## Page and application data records
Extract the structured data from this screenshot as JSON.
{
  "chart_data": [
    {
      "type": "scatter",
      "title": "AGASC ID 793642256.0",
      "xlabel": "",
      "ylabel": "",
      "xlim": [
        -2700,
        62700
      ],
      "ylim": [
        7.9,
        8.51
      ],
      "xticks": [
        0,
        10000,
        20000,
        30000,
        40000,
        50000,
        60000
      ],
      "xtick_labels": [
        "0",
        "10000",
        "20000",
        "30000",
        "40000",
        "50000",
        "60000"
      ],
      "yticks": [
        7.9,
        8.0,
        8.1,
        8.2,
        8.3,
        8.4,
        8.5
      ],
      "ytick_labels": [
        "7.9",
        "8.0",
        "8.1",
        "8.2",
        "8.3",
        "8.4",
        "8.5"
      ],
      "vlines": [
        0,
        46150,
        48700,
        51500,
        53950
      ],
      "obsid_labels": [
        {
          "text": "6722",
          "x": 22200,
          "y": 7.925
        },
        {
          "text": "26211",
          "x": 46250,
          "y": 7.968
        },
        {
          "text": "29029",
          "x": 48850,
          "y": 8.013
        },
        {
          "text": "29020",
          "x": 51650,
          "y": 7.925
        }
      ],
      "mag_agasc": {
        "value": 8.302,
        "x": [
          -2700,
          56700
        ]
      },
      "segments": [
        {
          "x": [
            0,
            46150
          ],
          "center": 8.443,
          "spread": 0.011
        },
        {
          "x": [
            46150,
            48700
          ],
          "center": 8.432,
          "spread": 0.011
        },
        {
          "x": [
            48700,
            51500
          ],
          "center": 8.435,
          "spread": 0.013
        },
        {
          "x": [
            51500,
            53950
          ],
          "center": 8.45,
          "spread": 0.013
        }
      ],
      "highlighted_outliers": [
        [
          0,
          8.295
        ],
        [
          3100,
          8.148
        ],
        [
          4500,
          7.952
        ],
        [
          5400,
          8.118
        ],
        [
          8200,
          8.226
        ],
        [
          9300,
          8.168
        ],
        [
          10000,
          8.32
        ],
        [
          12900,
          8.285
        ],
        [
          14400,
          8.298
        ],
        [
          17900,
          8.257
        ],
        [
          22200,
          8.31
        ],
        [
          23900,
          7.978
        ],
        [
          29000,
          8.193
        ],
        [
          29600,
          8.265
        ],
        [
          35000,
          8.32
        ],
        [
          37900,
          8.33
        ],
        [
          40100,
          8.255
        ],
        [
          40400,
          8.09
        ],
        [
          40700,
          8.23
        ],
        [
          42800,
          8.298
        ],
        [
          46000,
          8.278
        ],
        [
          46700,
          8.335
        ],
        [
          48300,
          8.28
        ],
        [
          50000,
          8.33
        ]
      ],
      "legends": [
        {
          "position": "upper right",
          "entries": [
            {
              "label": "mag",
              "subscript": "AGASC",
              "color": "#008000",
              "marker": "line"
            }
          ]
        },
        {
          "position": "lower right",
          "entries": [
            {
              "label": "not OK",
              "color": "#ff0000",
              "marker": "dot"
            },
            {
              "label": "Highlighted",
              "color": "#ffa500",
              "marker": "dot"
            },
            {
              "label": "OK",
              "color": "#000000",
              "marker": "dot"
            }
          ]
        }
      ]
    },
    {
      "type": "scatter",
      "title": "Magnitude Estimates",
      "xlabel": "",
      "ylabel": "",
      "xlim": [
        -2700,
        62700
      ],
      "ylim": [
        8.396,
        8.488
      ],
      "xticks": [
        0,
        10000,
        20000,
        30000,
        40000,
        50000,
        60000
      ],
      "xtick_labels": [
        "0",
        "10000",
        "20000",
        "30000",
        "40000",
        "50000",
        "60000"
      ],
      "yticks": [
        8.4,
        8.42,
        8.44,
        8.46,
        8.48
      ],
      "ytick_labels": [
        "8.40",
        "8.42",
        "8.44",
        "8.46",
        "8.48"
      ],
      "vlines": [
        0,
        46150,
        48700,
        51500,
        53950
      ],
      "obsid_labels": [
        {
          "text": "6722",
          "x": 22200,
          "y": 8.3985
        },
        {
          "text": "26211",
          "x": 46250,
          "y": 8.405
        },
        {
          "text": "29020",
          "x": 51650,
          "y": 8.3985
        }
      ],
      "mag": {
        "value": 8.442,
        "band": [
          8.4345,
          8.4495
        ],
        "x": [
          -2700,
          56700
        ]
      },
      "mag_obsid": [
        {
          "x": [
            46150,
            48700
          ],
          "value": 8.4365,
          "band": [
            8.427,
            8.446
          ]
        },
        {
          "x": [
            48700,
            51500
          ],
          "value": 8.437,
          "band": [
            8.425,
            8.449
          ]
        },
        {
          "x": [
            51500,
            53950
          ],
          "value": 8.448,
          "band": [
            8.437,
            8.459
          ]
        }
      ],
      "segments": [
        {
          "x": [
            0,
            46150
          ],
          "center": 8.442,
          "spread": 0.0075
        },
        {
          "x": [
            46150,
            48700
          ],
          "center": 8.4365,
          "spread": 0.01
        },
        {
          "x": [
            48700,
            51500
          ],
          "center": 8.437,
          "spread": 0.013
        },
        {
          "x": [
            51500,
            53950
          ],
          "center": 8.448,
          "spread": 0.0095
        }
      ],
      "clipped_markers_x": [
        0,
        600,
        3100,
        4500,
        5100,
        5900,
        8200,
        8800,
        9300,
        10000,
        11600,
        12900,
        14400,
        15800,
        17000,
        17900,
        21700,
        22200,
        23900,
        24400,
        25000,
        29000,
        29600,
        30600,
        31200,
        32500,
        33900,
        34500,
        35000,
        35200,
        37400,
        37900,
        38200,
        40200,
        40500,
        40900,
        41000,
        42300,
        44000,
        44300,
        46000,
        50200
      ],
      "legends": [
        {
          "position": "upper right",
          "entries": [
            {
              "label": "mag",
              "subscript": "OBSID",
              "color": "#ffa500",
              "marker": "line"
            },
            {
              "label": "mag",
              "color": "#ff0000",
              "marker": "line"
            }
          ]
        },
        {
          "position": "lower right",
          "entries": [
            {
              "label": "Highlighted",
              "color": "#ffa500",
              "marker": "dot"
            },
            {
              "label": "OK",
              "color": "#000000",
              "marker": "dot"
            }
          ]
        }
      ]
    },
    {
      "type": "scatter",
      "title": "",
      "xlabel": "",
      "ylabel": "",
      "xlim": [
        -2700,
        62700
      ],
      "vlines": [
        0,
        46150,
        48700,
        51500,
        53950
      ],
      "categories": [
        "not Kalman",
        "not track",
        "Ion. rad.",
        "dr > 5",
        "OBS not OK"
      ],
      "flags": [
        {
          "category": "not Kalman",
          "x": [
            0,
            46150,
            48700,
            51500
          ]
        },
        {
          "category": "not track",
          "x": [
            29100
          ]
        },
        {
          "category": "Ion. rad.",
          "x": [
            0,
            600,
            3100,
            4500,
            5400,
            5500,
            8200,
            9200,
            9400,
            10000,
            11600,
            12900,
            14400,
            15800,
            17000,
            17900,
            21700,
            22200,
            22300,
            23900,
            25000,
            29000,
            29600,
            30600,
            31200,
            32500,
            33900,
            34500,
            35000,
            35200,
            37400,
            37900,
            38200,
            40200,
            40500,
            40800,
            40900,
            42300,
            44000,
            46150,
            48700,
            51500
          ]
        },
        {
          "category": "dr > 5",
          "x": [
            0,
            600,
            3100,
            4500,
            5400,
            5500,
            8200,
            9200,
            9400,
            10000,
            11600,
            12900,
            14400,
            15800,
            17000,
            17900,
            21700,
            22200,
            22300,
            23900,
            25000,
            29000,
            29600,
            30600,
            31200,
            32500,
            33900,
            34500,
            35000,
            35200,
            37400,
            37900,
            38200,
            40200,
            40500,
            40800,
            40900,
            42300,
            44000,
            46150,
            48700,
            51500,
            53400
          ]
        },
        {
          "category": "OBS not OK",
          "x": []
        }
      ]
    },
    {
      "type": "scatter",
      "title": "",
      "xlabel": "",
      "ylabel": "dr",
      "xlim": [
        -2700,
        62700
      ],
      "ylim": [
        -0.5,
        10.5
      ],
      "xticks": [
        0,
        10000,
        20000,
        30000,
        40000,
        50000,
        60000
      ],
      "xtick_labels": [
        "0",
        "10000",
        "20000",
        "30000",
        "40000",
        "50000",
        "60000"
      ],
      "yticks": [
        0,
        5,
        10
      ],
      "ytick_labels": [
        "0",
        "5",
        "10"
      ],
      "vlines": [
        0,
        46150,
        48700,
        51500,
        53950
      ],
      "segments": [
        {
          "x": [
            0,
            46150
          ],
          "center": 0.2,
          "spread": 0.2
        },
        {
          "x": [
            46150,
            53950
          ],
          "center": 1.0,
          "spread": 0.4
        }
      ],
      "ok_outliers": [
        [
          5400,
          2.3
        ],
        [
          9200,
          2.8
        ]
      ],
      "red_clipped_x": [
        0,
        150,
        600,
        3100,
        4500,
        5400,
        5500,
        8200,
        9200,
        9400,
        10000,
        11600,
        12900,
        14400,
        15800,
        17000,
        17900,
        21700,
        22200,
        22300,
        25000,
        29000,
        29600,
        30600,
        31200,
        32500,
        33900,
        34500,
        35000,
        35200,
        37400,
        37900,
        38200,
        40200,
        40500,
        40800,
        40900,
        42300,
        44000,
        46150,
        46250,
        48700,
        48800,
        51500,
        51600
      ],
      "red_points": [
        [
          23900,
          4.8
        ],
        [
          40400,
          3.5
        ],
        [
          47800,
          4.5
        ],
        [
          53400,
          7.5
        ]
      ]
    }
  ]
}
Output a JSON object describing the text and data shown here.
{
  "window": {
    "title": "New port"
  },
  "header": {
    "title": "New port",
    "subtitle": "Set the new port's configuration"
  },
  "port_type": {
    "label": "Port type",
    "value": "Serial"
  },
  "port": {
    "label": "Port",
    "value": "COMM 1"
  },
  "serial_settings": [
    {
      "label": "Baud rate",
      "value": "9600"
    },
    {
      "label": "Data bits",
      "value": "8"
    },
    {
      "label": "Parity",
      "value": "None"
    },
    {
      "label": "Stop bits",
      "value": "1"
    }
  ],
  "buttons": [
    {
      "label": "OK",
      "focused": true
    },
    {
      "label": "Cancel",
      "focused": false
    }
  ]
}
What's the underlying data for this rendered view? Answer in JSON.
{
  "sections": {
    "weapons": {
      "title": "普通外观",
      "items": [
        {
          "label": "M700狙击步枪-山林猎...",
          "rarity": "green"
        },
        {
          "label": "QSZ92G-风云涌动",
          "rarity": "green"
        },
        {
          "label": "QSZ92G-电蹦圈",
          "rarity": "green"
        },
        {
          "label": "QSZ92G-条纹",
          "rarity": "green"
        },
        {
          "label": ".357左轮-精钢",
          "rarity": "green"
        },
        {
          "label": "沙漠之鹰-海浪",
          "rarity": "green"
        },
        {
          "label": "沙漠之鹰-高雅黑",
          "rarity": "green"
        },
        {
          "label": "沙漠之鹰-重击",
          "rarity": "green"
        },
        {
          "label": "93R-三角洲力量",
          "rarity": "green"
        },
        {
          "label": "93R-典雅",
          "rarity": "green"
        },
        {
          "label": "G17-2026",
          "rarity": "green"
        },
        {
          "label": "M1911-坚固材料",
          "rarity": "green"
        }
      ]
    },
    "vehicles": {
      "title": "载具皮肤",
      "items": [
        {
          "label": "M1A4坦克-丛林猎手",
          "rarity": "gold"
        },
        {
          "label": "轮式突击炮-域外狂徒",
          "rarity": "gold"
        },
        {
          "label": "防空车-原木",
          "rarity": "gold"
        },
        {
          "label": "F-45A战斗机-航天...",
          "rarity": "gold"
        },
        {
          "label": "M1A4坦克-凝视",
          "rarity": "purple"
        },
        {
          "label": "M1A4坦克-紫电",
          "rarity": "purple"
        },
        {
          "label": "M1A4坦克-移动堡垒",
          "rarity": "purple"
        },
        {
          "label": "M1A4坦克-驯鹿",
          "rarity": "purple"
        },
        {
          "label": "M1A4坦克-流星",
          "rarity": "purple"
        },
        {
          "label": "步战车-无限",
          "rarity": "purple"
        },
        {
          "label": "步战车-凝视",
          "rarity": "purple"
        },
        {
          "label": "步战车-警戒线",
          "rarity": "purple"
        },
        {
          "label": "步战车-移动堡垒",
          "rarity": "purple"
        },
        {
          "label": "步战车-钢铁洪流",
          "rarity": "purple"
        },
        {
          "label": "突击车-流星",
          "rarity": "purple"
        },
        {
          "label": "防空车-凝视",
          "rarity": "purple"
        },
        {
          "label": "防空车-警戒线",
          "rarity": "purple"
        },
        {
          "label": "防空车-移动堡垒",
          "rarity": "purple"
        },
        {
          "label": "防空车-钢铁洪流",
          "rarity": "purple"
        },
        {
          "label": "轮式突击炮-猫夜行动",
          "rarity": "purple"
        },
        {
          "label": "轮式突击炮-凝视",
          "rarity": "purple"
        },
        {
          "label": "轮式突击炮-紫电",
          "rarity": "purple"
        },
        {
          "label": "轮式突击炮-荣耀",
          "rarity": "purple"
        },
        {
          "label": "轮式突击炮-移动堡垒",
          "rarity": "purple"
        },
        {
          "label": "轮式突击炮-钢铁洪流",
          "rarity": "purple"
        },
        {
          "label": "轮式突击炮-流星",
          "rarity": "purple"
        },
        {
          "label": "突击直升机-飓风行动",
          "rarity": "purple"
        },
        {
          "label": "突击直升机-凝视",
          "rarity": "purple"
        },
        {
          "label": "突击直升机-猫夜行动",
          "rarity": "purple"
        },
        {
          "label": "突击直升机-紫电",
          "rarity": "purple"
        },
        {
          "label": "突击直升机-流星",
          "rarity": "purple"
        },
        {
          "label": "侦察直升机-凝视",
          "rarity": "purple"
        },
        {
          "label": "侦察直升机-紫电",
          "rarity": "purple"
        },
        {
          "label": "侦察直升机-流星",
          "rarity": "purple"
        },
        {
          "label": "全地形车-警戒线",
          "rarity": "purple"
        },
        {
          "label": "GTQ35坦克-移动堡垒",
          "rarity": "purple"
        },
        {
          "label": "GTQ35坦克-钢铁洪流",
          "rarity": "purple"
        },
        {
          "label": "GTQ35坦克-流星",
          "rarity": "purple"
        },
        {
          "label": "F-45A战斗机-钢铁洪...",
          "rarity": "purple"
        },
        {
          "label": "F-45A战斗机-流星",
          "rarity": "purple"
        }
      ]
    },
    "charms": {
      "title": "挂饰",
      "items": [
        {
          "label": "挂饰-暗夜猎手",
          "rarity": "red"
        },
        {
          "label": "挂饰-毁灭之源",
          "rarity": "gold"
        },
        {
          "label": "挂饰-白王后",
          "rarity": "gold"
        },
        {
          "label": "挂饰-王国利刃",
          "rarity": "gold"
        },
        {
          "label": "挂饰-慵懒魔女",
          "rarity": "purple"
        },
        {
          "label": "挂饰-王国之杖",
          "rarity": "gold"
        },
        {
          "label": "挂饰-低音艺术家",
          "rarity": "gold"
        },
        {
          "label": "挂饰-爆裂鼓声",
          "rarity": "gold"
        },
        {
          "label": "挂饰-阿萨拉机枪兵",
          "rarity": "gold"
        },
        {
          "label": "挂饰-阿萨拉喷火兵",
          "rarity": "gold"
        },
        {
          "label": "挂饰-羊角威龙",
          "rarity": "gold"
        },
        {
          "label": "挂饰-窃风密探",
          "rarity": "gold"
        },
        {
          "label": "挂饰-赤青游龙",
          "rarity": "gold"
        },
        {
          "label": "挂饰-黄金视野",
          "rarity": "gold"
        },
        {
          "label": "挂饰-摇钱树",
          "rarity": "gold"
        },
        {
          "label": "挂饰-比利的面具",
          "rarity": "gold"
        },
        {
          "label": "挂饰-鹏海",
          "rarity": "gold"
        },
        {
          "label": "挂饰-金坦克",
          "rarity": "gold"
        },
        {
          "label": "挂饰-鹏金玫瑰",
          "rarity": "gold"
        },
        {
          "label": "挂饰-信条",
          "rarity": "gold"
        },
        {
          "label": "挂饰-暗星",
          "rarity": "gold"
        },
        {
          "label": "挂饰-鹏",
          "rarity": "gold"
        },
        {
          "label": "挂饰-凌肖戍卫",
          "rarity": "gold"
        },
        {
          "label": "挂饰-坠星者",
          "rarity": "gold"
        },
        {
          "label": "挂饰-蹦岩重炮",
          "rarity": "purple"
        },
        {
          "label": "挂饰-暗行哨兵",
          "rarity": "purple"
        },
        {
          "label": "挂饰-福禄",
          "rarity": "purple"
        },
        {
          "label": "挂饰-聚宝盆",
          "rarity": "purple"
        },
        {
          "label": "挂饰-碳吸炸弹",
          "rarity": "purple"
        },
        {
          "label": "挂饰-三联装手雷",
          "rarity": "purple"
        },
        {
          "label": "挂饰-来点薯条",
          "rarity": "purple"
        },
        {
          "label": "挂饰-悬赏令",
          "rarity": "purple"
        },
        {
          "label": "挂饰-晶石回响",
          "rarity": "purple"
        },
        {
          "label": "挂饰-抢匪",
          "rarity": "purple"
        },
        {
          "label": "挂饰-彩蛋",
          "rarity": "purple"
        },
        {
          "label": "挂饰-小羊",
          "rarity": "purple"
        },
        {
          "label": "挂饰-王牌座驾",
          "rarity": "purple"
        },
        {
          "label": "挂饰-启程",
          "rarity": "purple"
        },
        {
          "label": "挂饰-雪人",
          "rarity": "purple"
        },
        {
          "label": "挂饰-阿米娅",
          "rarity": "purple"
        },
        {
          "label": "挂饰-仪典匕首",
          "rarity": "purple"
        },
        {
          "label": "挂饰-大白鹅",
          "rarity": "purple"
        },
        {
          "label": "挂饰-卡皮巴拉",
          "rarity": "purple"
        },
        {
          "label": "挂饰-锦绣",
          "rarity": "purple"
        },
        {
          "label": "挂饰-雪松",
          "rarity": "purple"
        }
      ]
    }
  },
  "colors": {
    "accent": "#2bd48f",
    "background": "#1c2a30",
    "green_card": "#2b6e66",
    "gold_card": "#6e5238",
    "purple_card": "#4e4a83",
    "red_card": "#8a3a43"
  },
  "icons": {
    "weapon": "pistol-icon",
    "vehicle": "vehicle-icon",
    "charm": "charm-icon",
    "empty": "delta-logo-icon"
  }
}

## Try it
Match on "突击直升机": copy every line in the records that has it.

## Result
          "label": "突击直升机-飓风行动",
          "label": "突击直升机-凝视",
          "label": "突击直升机-猫夜行动",
          "label": "突击直升机-紫电",
          "label": "突击直升机-流星",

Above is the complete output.